### To do
Please write the data out once more, exactly as it is given.
** Data extract follows **
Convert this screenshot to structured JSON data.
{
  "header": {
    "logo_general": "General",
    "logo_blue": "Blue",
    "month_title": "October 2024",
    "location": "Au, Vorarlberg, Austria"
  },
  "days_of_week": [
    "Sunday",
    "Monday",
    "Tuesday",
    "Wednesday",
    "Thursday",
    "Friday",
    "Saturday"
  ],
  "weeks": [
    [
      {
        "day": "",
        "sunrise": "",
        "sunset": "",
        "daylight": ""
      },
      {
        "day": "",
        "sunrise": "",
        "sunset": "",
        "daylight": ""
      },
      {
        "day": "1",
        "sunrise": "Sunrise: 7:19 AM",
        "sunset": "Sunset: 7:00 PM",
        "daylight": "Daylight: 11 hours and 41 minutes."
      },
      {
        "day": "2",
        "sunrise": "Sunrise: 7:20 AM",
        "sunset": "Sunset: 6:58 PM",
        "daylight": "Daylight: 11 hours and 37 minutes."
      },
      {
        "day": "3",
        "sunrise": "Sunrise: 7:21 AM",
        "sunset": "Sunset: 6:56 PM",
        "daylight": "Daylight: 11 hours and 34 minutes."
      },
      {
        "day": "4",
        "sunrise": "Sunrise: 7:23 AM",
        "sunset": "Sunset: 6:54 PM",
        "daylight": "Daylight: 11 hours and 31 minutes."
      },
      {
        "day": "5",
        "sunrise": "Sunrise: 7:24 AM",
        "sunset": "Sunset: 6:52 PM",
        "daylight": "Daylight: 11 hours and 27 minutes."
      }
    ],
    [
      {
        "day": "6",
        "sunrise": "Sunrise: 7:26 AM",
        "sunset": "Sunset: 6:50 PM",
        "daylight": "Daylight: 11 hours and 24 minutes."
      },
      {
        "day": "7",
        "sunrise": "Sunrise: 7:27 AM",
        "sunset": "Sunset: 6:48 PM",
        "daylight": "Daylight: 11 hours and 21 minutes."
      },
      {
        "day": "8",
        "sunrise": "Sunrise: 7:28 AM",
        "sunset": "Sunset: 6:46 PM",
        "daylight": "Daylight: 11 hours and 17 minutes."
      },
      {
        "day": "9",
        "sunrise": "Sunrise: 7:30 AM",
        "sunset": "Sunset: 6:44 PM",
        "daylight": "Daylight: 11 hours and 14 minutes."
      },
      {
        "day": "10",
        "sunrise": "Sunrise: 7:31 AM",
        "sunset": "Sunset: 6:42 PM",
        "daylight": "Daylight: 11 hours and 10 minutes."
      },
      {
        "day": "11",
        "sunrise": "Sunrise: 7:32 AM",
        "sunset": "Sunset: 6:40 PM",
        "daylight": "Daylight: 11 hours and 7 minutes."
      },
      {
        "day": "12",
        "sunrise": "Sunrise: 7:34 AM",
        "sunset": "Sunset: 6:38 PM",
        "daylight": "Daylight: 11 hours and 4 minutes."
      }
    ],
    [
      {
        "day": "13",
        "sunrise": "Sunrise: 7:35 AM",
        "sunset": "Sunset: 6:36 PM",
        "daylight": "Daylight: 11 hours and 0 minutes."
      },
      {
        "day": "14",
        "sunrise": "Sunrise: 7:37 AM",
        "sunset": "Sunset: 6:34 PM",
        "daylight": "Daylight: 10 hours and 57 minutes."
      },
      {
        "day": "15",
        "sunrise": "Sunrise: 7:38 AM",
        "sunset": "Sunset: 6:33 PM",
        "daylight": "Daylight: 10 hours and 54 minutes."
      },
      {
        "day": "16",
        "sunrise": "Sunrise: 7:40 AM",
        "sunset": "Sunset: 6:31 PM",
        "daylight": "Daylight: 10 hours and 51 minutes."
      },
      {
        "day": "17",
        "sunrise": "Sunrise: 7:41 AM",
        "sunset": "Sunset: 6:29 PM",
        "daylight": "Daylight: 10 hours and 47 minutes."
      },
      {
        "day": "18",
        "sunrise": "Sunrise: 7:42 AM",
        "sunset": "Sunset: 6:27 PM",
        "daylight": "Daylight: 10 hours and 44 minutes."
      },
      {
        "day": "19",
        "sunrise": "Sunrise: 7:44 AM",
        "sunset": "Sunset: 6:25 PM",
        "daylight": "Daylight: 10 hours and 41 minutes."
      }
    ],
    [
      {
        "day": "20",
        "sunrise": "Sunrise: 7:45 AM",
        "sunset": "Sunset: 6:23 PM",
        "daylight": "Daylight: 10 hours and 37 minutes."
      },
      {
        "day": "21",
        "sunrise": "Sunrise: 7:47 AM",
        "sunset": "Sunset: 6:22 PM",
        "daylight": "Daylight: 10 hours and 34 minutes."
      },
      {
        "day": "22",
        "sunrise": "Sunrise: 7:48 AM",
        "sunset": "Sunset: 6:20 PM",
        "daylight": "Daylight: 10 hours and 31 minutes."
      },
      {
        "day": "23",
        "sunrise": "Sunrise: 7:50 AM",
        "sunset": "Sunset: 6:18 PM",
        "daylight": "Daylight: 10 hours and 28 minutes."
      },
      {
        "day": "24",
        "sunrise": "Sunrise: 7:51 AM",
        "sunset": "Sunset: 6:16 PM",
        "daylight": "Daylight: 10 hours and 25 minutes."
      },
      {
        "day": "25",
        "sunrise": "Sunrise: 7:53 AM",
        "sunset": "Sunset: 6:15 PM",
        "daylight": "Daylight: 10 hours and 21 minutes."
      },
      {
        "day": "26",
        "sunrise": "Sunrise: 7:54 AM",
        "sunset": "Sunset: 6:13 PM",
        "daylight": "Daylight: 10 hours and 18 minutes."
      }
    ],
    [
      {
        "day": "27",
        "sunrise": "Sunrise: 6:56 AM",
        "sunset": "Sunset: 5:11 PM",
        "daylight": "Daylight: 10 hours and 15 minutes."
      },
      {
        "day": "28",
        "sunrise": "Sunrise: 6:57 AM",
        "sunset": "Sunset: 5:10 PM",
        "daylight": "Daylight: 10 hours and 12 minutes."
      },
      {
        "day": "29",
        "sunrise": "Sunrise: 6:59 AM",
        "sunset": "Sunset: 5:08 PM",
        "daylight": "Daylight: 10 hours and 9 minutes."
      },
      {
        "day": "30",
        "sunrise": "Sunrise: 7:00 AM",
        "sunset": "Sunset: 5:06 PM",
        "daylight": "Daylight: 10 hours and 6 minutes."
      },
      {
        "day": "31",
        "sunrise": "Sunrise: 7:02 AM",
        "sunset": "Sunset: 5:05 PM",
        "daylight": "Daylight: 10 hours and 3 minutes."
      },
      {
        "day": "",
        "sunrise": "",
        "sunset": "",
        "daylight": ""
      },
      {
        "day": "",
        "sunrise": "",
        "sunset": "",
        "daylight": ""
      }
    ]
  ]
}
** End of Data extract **
### Exercise solution
Convert this screenshot to structured JSON data.
{
  "header": {
    "logo_general": "General",
    "logo_blue": "Blue",
    "month_title": "October 2024",
    "location": "Au, Vorarlberg, Austria"
  },
  "days_of_week": [
    "Sunday",
    "Monday",
    "Tuesday",
    "Wednesday",
    "Thursday",
    "Friday",
    "Saturday"
  ],
  "weeks": [
    [
      {
        "day": "",
        "sunrise": "",
        "sunset": "",
        "daylight": ""
      },
      {
        "day": "",
        "sunrise": "",
        "sunset": "",
        "daylight": ""
      },
      {
        "day": "1",
        "sunrise": "Sunrise: 7:19 AM",
        "sunset": "Sunset: 7:00 PM",
        "daylight": "Daylight: 11 hours and 41 minutes."
      },
      {
        "day": "2",
        "sunrise": "Sunrise: 7:20 AM",
        "sunset": "Sunset: 6:58 PM",
        "daylight": "Daylight: 11 hours and 37 minutes."
      },
      {
        "day": "3",
        "sunrise": "Sunrise: 7:21 AM",
        "sunset": "Sunset: 6:56 PM",
        "daylight": "Daylight: 11 hours and 34 minutes."
      },
      {
        "day": "4",
        "sunrise": "Sunrise: 7:23 AM",
        "sunset": "Sunset: 6:54 PM",
        "daylight": "Daylight: 11 hours and 31 minutes."
      },
      {
        "day": "5",
        "sunrise": "Sunrise: 7:24 AM",
        "sunset": "Sunset: 6:52 PM",
        "daylight": "Daylight: 11 hours and 27 minutes."
      }
    ],
    [
      {
        "day": "6",
        "sunrise": "Sunrise: 7:26 AM",
        "sunset": "Sunset: 6:50 PM",
        "daylight": "Daylight: 11 hours and 24 minutes."
      },
      {
        "day": "7",
        "sunrise": "Sunrise: 7:27 AM",
        "sunset": "Sunset: 6:48 PM",
        "daylight": "Daylight: 11 hours and 21 minutes."
      },
      {
        "day": "8",
        "sunrise": "Sunrise: 7:28 AM",
        "sunset": "Sunset: 6:46 PM",
        "daylight": "Daylight: 11 hours and 17 minutes."
      },
      {
        "day": "9",
        "sunrise": "Sunrise: 7:30 AM",
        "sunset": "Sunset: 6:44 PM",
        "daylight": "Daylight: 11 hours and 14 minutes."
      },
      {
        "day": "10",
        "sunrise": "Sunrise: 7:31 AM",
        "sunset": "Sunset: 6:42 PM",
        "daylight": "Daylight: 11 hours and 10 minutes."
      },
      {
        "day": "11",
        "sunrise": "Sunrise: 7:32 AM",
        "sunset": "Sunset: 6:40 PM",
        "daylight": "Daylight: 11 hours and 7 minutes."
      },
      {
        "day": "12",
        "sunrise": "Sunrise: 7:34 AM",
        "sunset": "Sunset: 6:38 PM",
        "daylight": "Daylight: 11 hours and 4 minutes."
      }
    ],
    [
      {
        "day": "13",
        "sunrise": "Sunrise: 7:35 AM",
        "sunset": "Sunset: 6:36 PM",
        "daylight": "Daylight: 11 hours and 0 minutes."
      },
      {
        "day": "14",
        "sunrise": "Sunrise: 7:37 AM",
        "sunset": "Sunset: 6:34 PM",
        "daylight": "Daylight: 10 hours and 57 minutes."
      },
      {
        "day": "15",
        "sunrise": "Sunrise: 7:38 AM",
        "sunset": "Sunset: 6:33 PM",
        "daylight": "Daylight: 10 hours and 54 minutes."
      },
      {
        "day": "16",
        "sunrise": "Sunrise: 7:40 AM",
        "sunset": "Sunset: 6:31 PM",
        "daylight": "Daylight: 10 hours and 51 minutes."
      },
      {
        "day": "17",
        "sunrise": "Sunrise: 7:41 AM",
        "sunset": "Sunset: 6:29 PM",
        "daylight": "Daylight: 10 hours and 47 minutes."
      },
      {
        "day": "18",
        "sunrise": "Sunrise: 7:42 AM",
        "sunset": "Sunset: 6:27 PM",
        "daylight": "Daylight: 10 hours and 44 minutes."
      },
      {
        "day": "19",
        "sunrise": "Sunrise: 7:44 AM",
        "sunset": "Sunset: 6:25 PM",
        "daylight": "Daylight: 10 hours and 41 minutes."
      }
    ],
    [
      {
        "day": "20",
        "sunrise": "Sunrise: 7:45 AM",
        "sunset": "Sunset: 6:23 PM",
        "daylight": "Daylight: 10 hours and 37 minutes."
      },
      {
        "day": "21",
        "sunrise": "Sunrise: 7:47 AM",
        "sunset": "Sunset: 6:22 PM",
        "daylight": "Daylight: 10 hours and 34 minutes."
      },
      {
        "day": "22",
        "sunrise": "Sunrise: 7:48 AM",
        "sunset": "Sunset: 6:20 PM",
        "daylight": "Daylight: 10 hours and 31 minutes."
      },
      {
        "day": "23",
        "sunrise": "Sunrise: 7:50 AM",
        "sunset": "Sunset: 6:18 PM",
        "daylight": "Daylight: 10 hours and 28 minutes."
      },
      {
        "day": "24",
        "sunrise": "Sunrise: 7:51 AM",
        "sunset": "Sunset: 6:16 PM",
        "daylight": "Daylight: 10 hours and 25 minutes."
      },
      {
        "day": "25",
        "sunrise": "Sunrise: 7:53 AM",
        "sunset": "Sunset: 6:15 PM",
        "daylight": "Daylight: 10 hours and 21 minutes."
      },
      {
        "day": "26",
        "sunrise": "Sunrise: 7:54 AM",
        "sunset": "Sunset: 6:13 PM",
        "daylight": "Daylight: 10 hours and 18 minutes."
      }
    ],
    [
      {
        "day": "27",
        "sunrise": "Sunrise: 6:56 AM",
        "sunset": "Sunset: 5:11 PM",
        "daylight": "Daylight: 10 hours and 15 minutes."
      },
      {
        "day": "28",
        "sunrise": "Sunrise: 6:57 AM",
        "sunset": "Sunset: 5:10 PM",
        "daylight": "Daylight: 10 hours and 12 minutes."
      },
      {
        "day": "29",
        "sunrise": "Sunrise: 6:59 AM",
        "sunset": "Sunset: 5:08 PM",
        "daylight": "Daylight: 10 hours and 9 minutes."
      },
      {
        "day": "30",
        "sunrise": "Sunrise: 7:00 AM",
        "sunset": "Sunset: 5:06 PM",
        "daylight": "Daylight: 10 hours and 6 minutes."
      },
      {
        "day": "31",
        "sunrise": "Sunrise: 7:02 AM",
        "sunset": "Sunset: 5:05 PM",
        "daylight": "Daylight: 10 hours and 3 minutes."
      },
      {
        "day": "",
        "sunrise": "",
        "sunset": "",
        "daylight": ""
      },
      {
        "day": "",
        "sunrise": "",
        "sunset": "",
        "daylight": ""
      }
    ]
  ]
}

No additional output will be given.